Mentions: In Figure 3 we show the distributions of global and local seq.id. for AS and GD. In the case of AS we see that global seq.id. (Figure 3A) between splice isoforms is very high (>90%), but local seq.id. (Figure 3B) between the substituted segments in splice isoforms is low (<30%). This is in accordance with the underlying molecular mechanisms of AS [20,21], which point to very localized sequence changes. The global seq.id. for GD families are broadly distributed above the respective seq.id. cutoff (Figure 3A).

Bottom Line: All together, these data strongly suggest that both phenomena result in interchangeability between their effects.Further, we conducted a detailed comparison of the effect of sequence changes in both alternative splice variants and gene duplicates on protein structure, in particular the size, location, and types of sequence substitutions and insertions/deletions.Our results reveal an interesting paradox between the anticorrelation of AS and GD at the genomic level, and their impact at the protein level, which shows little or no equivalence in terms of effects on protein sequence, structure, and function.

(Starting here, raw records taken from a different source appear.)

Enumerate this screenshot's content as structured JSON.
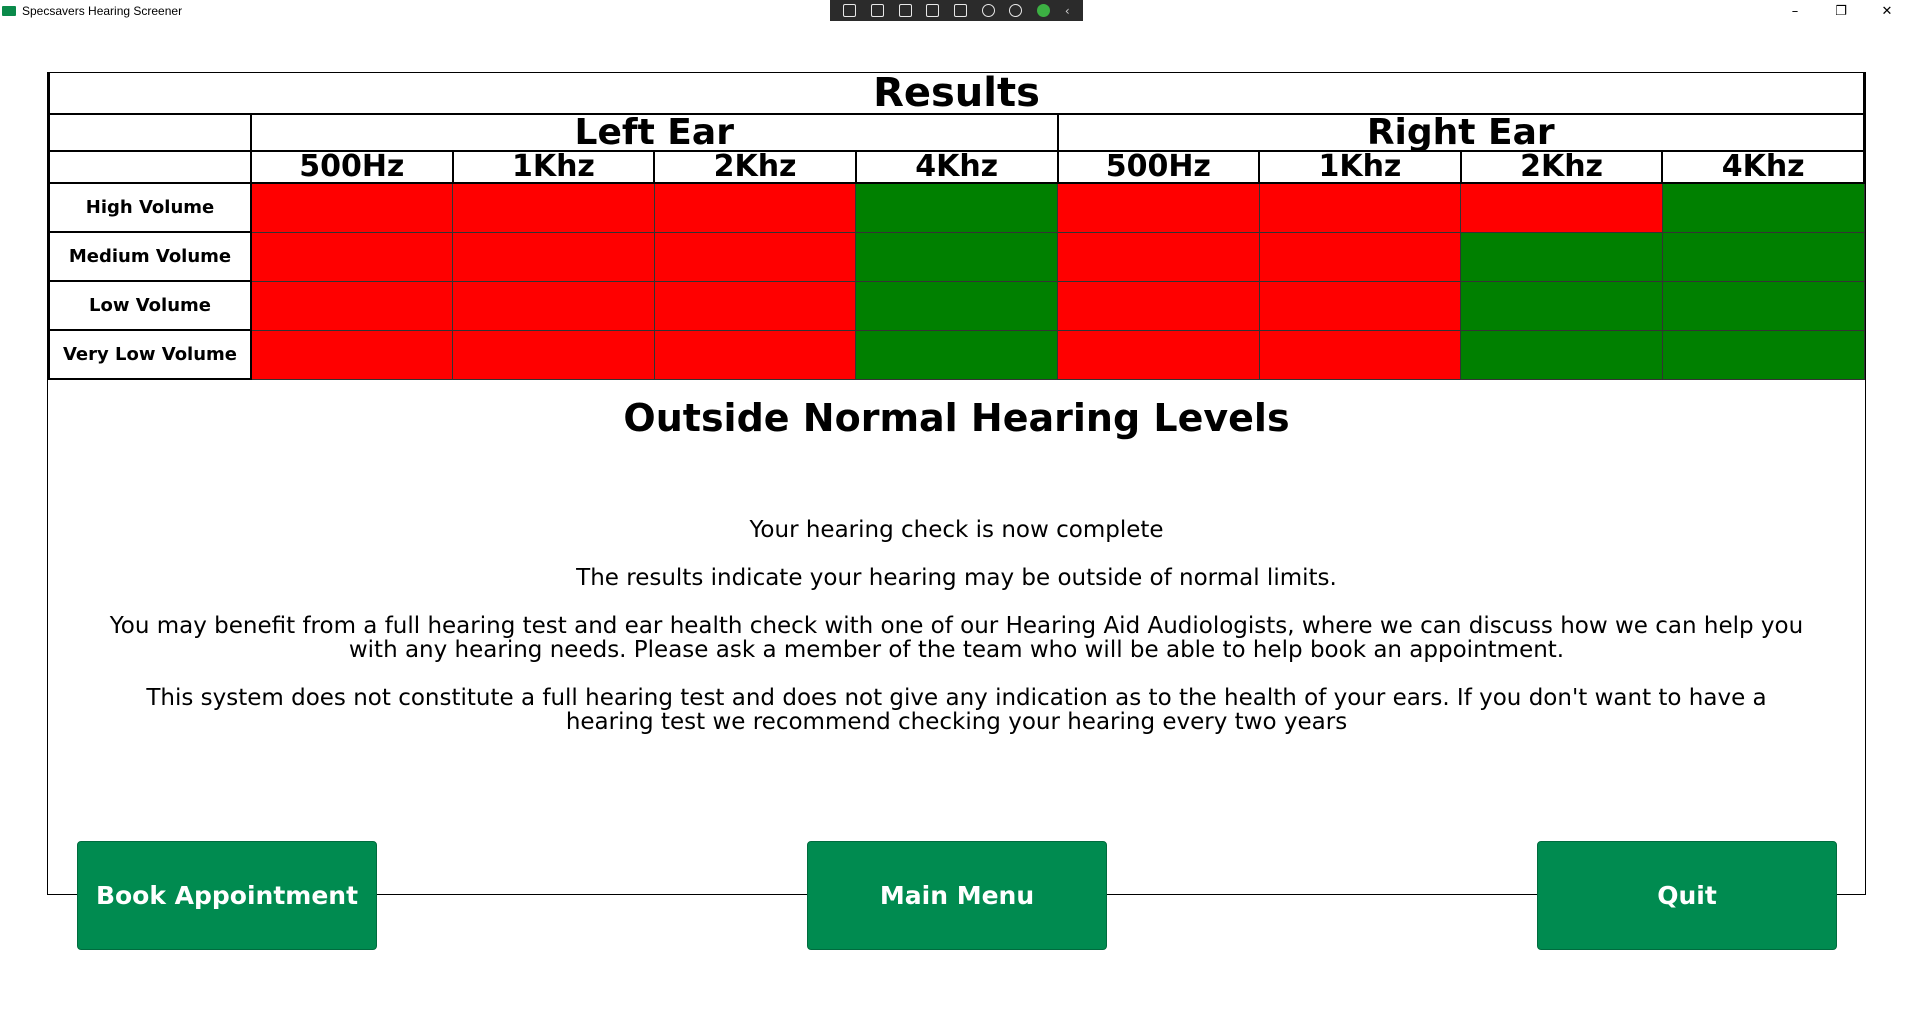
{
  "window": {
    "title": "Specsavers Hearing Screener",
    "minimize": "–",
    "restore": "❐",
    "close": "✕"
  },
  "results": {
    "title": "Results",
    "left_ear": "Left Ear",
    "right_ear": "Right Ear",
    "frequencies": [
      "500Hz",
      "1Khz",
      "2Khz",
      "4Khz",
      "500Hz",
      "1Khz",
      "2Khz",
      "4Khz"
    ],
    "rows": [
      {
        "label": "High Volume",
        "cells": [
          "fail",
          "fail",
          "fail",
          "pass",
          "fail",
          "fail",
          "fail",
          "pass"
        ]
      },
      {
        "label": "Medium Volume",
        "cells": [
          "fail",
          "fail",
          "fail",
          "pass",
          "fail",
          "fail",
          "pass",
          "pass"
        ]
      },
      {
        "label": "Low Volume",
        "cells": [
          "fail",
          "fail",
          "fail",
          "pass",
          "fail",
          "fail",
          "pass",
          "pass"
        ]
      },
      {
        "label": "Very Low Volume",
        "cells": [
          "fail",
          "fail",
          "fail",
          "pass",
          "fail",
          "fail",
          "pass",
          "pass"
        ]
      }
    ],
    "colors": {
      "fail": "#ff0000",
      "pass": "#008000"
    }
  },
  "outcome": {
    "heading": "Outside Normal Hearing Levels",
    "line1": "Your hearing check is now complete",
    "line2": "The results indicate your hearing may be outside of normal limits.",
    "line3": "You may benefit from a full hearing test and ear health check with one of our Hearing Aid Audiologists, where we can discuss how we can help you with any hearing needs. Please ask a member of the team who will be able to help book an appointment.",
    "line4": "This system does not constitute a full hearing test and does not give any indication as to the health of your ears. If you don't want to have a hearing test we recommend checking your hearing every two years"
  },
  "buttons": {
    "book": "Book Appointment",
    "menu": "Main Menu",
    "quit": "Quit"
  },
  "theme": {
    "button_green": "#008b50"
  }
}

View Article: PubMed Central - PubMed

Affiliation: Molecular Modeling and Bioinformatics Unit, Parc Científic de Barcelona, Barcelona, Spain.

ABSTRACT
Alternative splicing (AS) and gene duplication (GD) both are processes that diversify the protein repertoire. Recent examples have shown that sequence changes introduced by AS may be comparable to those introduced by GD. In addition, the two processes are inversely correlated at the genomic scale: large gene families are depleted in splice variants and vice versa. All together, these data strongly suggest that both phenomena result in interchangeability between their effects. Here, we tested the extent to which this applies with respect to various protein characteristics. The amounts of AS and GD per gene are anticorrelated even when accounting for different gene functions or degrees of sequence divergence. In contrast, the two processes appear to be independent in their influence on variation in mRNA expression. Further, we conducted a detailed comparison of the effect of sequence changes in both alternative splice variants and gene duplicates on protein structure, in particular the size, location, and types of sequence substitutions and insertions/deletions. We find that, in general, alternative splicing affects protein sequence and structure in a more drastic way than gene duplication and subsequent divergence. Our results reveal an interesting paradox between the anticorrelation of AS and GD at the genomic level, and their impact at the protein level, which shows little or no equivalence in terms of effects on protein sequence, structure, and function. We discuss possible explanations that relate to the order of appearance of AS and GD in a gene family, and to the selection pressure imposed by the environment.

Show MeSH
Related in: MedlinePlus